--- Data excerpts ---

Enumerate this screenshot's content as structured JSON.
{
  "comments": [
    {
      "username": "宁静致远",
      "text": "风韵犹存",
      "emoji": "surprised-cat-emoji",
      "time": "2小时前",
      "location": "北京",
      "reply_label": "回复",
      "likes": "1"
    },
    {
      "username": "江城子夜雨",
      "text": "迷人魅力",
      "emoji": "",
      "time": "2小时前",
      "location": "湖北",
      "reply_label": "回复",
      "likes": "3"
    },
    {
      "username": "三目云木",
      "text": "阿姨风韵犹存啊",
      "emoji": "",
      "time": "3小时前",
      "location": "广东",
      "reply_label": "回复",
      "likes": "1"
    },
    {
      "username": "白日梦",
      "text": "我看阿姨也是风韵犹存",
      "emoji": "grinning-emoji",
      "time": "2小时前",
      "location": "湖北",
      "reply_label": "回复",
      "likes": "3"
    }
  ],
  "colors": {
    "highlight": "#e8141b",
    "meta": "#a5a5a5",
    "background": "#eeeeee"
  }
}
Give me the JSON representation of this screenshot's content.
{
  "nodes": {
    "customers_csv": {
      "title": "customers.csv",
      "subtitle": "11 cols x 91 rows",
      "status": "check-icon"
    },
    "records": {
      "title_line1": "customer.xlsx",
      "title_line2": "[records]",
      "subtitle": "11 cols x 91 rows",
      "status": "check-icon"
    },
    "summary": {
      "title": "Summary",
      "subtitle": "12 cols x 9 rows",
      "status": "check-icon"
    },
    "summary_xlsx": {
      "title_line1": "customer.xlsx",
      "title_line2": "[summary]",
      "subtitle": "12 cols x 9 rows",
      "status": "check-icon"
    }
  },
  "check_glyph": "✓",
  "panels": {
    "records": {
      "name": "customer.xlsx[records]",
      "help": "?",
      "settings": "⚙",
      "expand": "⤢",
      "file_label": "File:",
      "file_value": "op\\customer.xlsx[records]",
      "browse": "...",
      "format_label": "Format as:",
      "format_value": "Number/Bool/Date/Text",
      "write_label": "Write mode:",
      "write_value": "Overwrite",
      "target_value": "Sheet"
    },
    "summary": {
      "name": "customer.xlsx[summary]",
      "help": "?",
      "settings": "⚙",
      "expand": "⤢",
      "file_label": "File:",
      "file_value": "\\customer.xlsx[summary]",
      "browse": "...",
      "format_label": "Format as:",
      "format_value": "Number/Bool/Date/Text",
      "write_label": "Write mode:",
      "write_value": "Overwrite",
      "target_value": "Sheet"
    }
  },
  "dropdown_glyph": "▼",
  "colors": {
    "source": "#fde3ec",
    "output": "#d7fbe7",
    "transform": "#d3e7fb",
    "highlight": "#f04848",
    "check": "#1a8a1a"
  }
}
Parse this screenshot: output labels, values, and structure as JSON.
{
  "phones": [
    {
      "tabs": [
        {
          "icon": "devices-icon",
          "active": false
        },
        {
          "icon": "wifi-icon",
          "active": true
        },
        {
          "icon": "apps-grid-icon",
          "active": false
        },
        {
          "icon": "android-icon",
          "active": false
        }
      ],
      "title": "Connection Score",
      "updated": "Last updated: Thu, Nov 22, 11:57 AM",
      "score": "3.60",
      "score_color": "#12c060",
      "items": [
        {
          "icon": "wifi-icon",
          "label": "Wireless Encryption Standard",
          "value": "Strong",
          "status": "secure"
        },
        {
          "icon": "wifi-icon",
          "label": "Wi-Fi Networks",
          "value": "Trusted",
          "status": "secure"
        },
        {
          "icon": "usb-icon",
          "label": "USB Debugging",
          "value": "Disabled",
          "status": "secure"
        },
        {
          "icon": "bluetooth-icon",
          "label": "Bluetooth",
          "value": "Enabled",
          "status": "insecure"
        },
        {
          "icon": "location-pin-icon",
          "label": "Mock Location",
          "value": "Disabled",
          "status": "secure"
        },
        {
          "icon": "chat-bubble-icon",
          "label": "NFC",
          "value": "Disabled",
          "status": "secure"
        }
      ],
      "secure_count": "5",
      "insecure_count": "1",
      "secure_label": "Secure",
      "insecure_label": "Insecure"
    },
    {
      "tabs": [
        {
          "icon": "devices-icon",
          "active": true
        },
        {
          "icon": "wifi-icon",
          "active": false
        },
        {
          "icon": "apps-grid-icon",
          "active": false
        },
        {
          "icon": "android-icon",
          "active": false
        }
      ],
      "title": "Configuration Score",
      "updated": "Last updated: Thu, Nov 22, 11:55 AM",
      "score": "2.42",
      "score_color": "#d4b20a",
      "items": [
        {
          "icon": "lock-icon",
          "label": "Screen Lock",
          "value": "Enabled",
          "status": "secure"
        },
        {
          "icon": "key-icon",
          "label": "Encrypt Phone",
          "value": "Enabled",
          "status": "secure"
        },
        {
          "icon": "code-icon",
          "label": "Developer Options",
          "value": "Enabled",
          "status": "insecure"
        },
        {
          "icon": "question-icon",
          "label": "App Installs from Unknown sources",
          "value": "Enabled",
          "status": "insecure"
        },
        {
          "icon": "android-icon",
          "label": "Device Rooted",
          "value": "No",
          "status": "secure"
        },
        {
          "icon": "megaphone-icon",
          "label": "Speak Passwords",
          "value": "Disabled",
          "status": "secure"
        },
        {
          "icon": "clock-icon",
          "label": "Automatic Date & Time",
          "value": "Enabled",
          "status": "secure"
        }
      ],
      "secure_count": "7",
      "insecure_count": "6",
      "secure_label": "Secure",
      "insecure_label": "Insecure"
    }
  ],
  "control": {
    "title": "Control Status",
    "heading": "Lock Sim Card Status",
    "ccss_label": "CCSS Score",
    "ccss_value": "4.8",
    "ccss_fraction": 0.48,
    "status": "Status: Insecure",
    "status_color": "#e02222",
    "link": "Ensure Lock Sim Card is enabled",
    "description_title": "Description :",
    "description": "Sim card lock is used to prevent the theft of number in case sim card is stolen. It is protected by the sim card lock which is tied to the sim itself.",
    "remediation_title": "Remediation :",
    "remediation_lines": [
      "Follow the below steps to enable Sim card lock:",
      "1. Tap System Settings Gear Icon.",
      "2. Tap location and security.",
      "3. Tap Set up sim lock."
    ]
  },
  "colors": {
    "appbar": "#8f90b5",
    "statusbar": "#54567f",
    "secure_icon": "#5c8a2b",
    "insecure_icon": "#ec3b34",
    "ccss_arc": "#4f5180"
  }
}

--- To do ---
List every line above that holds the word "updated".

--- Solution for this exercise ---
      "updated": "Last updated: Thu, Nov 22, 11:57 AM",
      "updated": "Last updated: Thu, Nov 22, 11:55 AM",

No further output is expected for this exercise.